27. Further disputes
Madame Walker understood the concerns of her critics and reassured not just them, but her community, that her product was strictly for hygienic purposes and was sourced from their shared ancestral continent. Her reassurance created further success for her product. The cherry on top? Placing her product as a tribute to her African roots further prospered her loyalty with her clientele.
Her name secured, she did what every beginning entrepreneur did to advertise her product. She started knocking on doors. From going door-to-door, to placing her product in mail-order catalogs, Walker became a marketing queen. By 1910, she was ready to call in business investors. Madame Walker wanted to take her product to the next level.
28. No business other than her own
Madame Walker was a business pioneer. Her brand was in newspapers and the name held sophistication that was immortalized for decades. When she went to every big-time banker to further invest in her product, believing she could create a brand, and by extension, a company.
But bankers weren’t interested in risking their investments to Madame Walker, no matter how popular her product was. They were making a big mistake. Madame Walker no doubt held her head up high and told herself she didn’t need the banker’s help in taking her brand to the next level. Instead, she decided to take a risk.
Rejected by bank after bank, Madame Walker decided to shrug off their negative nay-say and decided to put her money where her mouth was. She invested $10,000 ($260,000 today) of her personal funds, making her the sole shareholder of her own company: The Walker Manufacturing Company. She not only got a piece of her own pie, but she baked it and had it all to herself.
According to PBS, Walker built her headquarters, a state-of-the-art factory, and school in Indianapolis where she hired and trained agents to sell her products. Want to know who her agents were? People her believed in her product, her own customers. Hiring women and providing them with a generous commission, Walker expanded her company and provided her agents a way out of poverty, an opportunity once given to her.

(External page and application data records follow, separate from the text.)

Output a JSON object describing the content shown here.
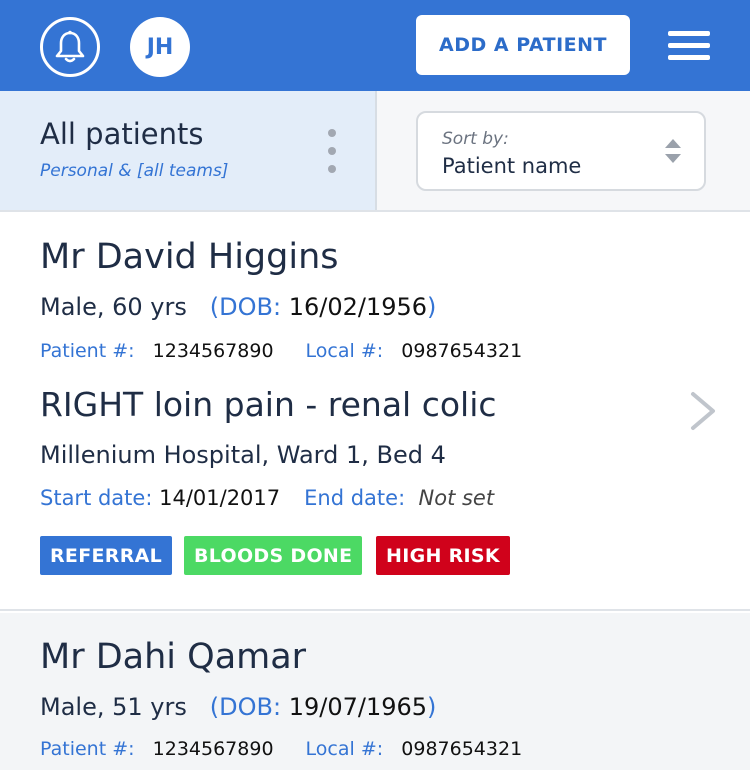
{
  "header": {
    "notifications_icon": "bell-icon",
    "user_initials": "JH",
    "add_patient_label": "ADD A PATIENT",
    "menu_icon": "hamburger-menu-icon",
    "background_color": "#3474d4"
  },
  "filter": {
    "title": "All patients",
    "subtitle": "Personal & [all teams]",
    "more_icon": "vertical-dots-icon",
    "sort_label": "Sort by:",
    "sort_value": "Patient name",
    "sort_icon": "sort-arrows-icon"
  },
  "labels": {
    "dob": "DOB:",
    "patient_number": "Patient #:",
    "local_number": "Local #:",
    "start_date": "Start date:",
    "end_date": "End date:"
  },
  "patients": [
    {
      "name": "Mr David Higgins",
      "sex_age": "Male, 60 yrs",
      "dob": "16/02/1956",
      "patient_number": "1234567890",
      "local_number": "0987654321",
      "diagnosis": "RIGHT loin pain - renal colic",
      "location": "Millenium Hospital, Ward 1, Bed 4",
      "start_date": "14/01/2017",
      "end_date": "Not set",
      "tags": [
        {
          "label": "REFERRAL",
          "color": "#3474d4"
        },
        {
          "label": "BLOODS DONE",
          "color": "#4cd964"
        },
        {
          "label": "HIGH RISK",
          "color": "#d0021b"
        }
      ]
    },
    {
      "name": "Mr Dahi Qamar",
      "sex_age": "Male, 51 yrs",
      "dob": "19/07/1965",
      "patient_number": "1234567890",
      "local_number": "0987654321"
    }
  ]
}
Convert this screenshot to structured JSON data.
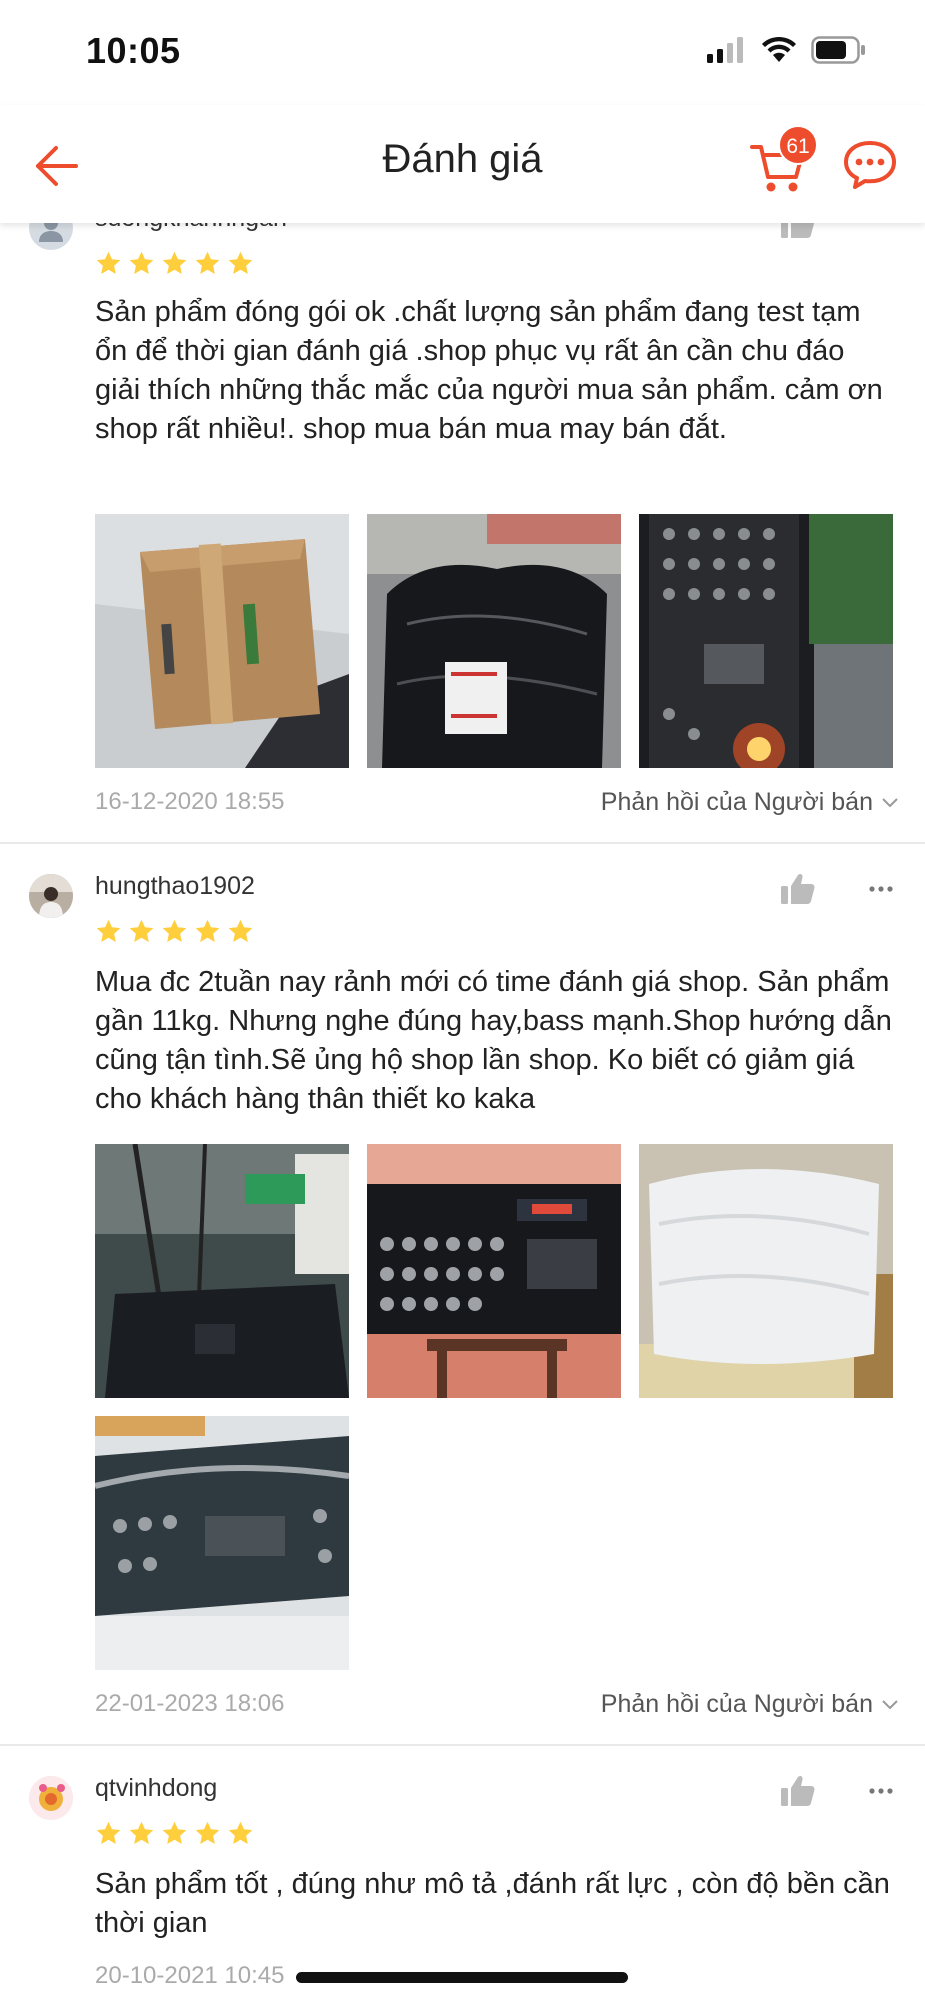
{
  "status_bar": {
    "time": "10:05"
  },
  "header": {
    "title": "Đánh giá",
    "cart_badge": "61",
    "accent_color": "#ee4d2d"
  },
  "reviews": [
    {
      "username": "suongkhanhngan",
      "rating": 5,
      "text": "Sản phẩm đóng gói ok .chất lượng sản phẩm đang test tạm ổn để thời gian đánh giá .shop phục vụ rất ân cần chu đáo giải thích những thắc mắc của người mua sản phẩm. cảm ơn shop rất nhiều!. shop mua bán mua may bán đắt.",
      "photos": [
        "cardboard-box-photo",
        "black-wrapped-package-photo",
        "amplifier-panel-led-photo"
      ],
      "date": "16-12-2020 18:55",
      "seller_reply": "Phản hồi của Người bán"
    },
    {
      "username": "hungthao1902",
      "rating": 5,
      "text": "Mua đc 2tuần nay rảnh mới có time đánh giá shop. Sản phẩm gần 11kg. Nhưng nghe đúng hay,bass mạnh.Shop hướng dẫn cũng tận tình.Sẽ ủng hộ shop lần shop. Ko biết có giảm giá cho khách hàng thân thiết ko kaka",
      "photos": [
        "amplifier-on-floor-photo",
        "amplifier-front-panel-photo",
        "white-wrapped-package-photo",
        "amplifier-in-plastic-photo"
      ],
      "date": "22-01-2023 18:06",
      "seller_reply": "Phản hồi của Người bán"
    },
    {
      "username": "qtvinhdong",
      "rating": 5,
      "text": "Sản phẩm tốt , đúng như mô tả ,đánh rất lực , còn độ bền cần thời gian",
      "photos": [],
      "date": "20-10-2021 10:45",
      "seller_reply": ""
    }
  ]
}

30. Uphill from here
Walker’s company trained up to 40,000 “Walker Agents,” collecting entrepreneurs from “hair-culture colleges” she founded, or programs created through already established black institutions. She even provided a program called the “Walker System” where her agents were educated in the various vegetable shampoos, cold creams, witch hazel, diets, and the controversy over hot combs.